Please copy out each line of the entries in which "number" appears.

- Opening Delimiter -

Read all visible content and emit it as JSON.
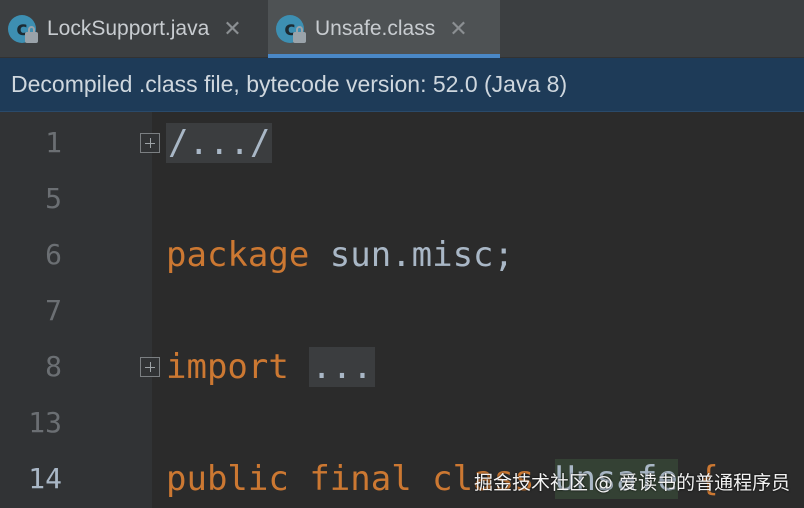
{
  "tabs": [
    {
      "label": "LockSupport.java",
      "icon": "java-class-locked-icon",
      "active": false
    },
    {
      "label": "Unsafe.class",
      "icon": "java-class-locked-icon",
      "active": true
    }
  ],
  "tab_close_glyph": "✕",
  "banner": {
    "text": "Decompiled .class file, bytecode version: 52.0 (Java 8)"
  },
  "editor": {
    "lines": [
      {
        "number": "1"
      },
      {
        "number": "5"
      },
      {
        "number": "6"
      },
      {
        "number": "7"
      },
      {
        "number": "8"
      },
      {
        "number": "13"
      },
      {
        "number": "14"
      }
    ],
    "code": {
      "line1_folded": "/.../",
      "line6_keyword": "package",
      "line6_rest": " sun.misc;",
      "line8_keyword": "import",
      "line8_folded": "...",
      "line14_kw1": "public",
      "line14_kw2": "final",
      "line14_kw3": "class",
      "line14_name": "Unsafe",
      "line14_brace": "{"
    }
  },
  "watermark": "掘金技术社区 @ 爱读书的普通程序员",
  "colors": {
    "keyword": "#cc7832",
    "text": "#a9b7c6",
    "banner_bg": "#1e3b58",
    "active_tab_underline": "#4a88c7"
  }
}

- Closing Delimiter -

▸ **Exercise answer**:
        "number": "1"
        "number": "5"
        "number": "6"
        "number": "7"
        "number": "8"
        "number": "13"
        "number": "14"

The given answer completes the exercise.